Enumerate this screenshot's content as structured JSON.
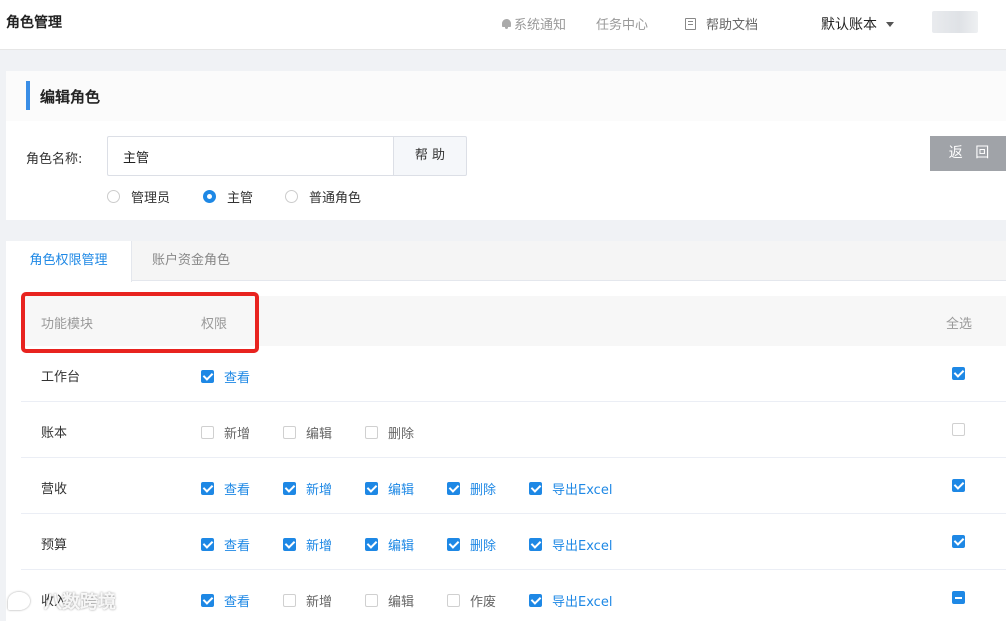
{
  "topbar": {
    "title": "角色管理",
    "notice": "系统通知",
    "tasks": "任务中心",
    "help_docs": "帮助文档",
    "account": "默认账本"
  },
  "edit": {
    "heading": "编辑角色",
    "name_label": "角色名称:",
    "name_value": "主管",
    "help_button": "帮 助",
    "back_button": "返 回",
    "roles": [
      {
        "label": "管理员",
        "selected": false
      },
      {
        "label": "主管",
        "selected": true
      },
      {
        "label": "普通角色",
        "selected": false
      }
    ]
  },
  "tabs": [
    "角色权限管理",
    "账户资金角色"
  ],
  "table": {
    "headers": {
      "module": "功能模块",
      "perm": "权限",
      "select_all": "全选"
    },
    "rows": [
      {
        "module": "工作台",
        "perms": [
          {
            "label": "查看",
            "checked": true
          }
        ],
        "all": "checked"
      },
      {
        "module": "账本",
        "perms": [
          {
            "label": "新增",
            "checked": false
          },
          {
            "label": "编辑",
            "checked": false
          },
          {
            "label": "删除",
            "checked": false
          }
        ],
        "all": "unchecked"
      },
      {
        "module": "营收",
        "perms": [
          {
            "label": "查看",
            "checked": true
          },
          {
            "label": "新增",
            "checked": true
          },
          {
            "label": "编辑",
            "checked": true
          },
          {
            "label": "删除",
            "checked": true
          },
          {
            "label": "导出Excel",
            "checked": true
          }
        ],
        "all": "checked"
      },
      {
        "module": "预算",
        "perms": [
          {
            "label": "查看",
            "checked": true
          },
          {
            "label": "新增",
            "checked": true
          },
          {
            "label": "编辑",
            "checked": true
          },
          {
            "label": "删除",
            "checked": true
          },
          {
            "label": "导出Excel",
            "checked": true
          }
        ],
        "all": "checked"
      },
      {
        "module": "收入",
        "perms": [
          {
            "label": "查看",
            "checked": true
          },
          {
            "label": "新增",
            "checked": false
          },
          {
            "label": "编辑",
            "checked": false
          },
          {
            "label": "作废",
            "checked": false
          },
          {
            "label": "导出Excel",
            "checked": true
          }
        ],
        "all": "partial"
      }
    ]
  },
  "watermark": "八数跨境",
  "colors": {
    "accent": "#1e88e5",
    "highlight": "#e8231f",
    "back_button": "#a0a3a8"
  }
}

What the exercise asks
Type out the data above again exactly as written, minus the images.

Task response
Enumerate this screenshot's content as structured JSON.
{
  "topbar": {
    "title": "角色管理",
    "notice": "系统通知",
    "tasks": "任务中心",
    "help_docs": "帮助文档",
    "account": "默认账本"
  },
  "edit": {
    "heading": "编辑角色",
    "name_label": "角色名称:",
    "name_value": "主管",
    "help_button": "帮 助",
    "back_button": "返 回",
    "roles": [
      {
        "label": "管理员",
        "selected": false
      },
      {
        "label": "主管",
        "selected": true
      },
      {
        "label": "普通角色",
        "selected": false
      }
    ]
  },
  "tabs": [
    "角色权限管理",
    "账户资金角色"
  ],
  "table": {
    "headers": {
      "module": "功能模块",
      "perm": "权限",
      "select_all": "全选"
    },
    "rows": [
      {
        "module": "工作台",
        "perms": [
          {
            "label": "查看",
            "checked": true
          }
        ],
        "all": "checked"
      },
      {
        "module": "账本",
        "perms": [
          {
            "label": "新增",
            "checked": false
          },
          {
            "label": "编辑",
            "checked": false
          },
          {
            "label": "删除",
            "checked": false
          }
        ],
        "all": "unchecked"
      },
      {
        "module": "营收",
        "perms": [
          {
            "label": "查看",
            "checked": true
          },
          {
            "label": "新增",
            "checked": true
          },
          {
            "label": "编辑",
            "checked": true
          },
          {
            "label": "删除",
            "checked": true
          },
          {
            "label": "导出Excel",
            "checked": true
          }
        ],
        "all": "checked"
      },
      {
        "module": "预算",
        "perms": [
          {
            "label": "查看",
            "checked": true
          },
          {
            "label": "新增",
            "checked": true
          },
          {
            "label": "编辑",
            "checked": true
          },
          {
            "label": "删除",
            "checked": true
          },
          {
            "label": "导出Excel",
            "checked": true
          }
        ],
        "all": "checked"
      },
      {
        "module": "收入",
        "perms": [
          {
            "label": "查看",
            "checked": true
          },
          {
            "label": "新增",
            "checked": false
          },
          {
            "label": "编辑",
            "checked": false
          },
          {
            "label": "作废",
            "checked": false
          },
          {
            "label": "导出Excel",
            "checked": true
          }
        ],
        "all": "partial"
      }
    ]
  },
  "watermark": "八数跨境",
  "colors": {
    "accent": "#1e88e5",
    "highlight": "#e8231f",
    "back_button": "#a0a3a8"
  }
}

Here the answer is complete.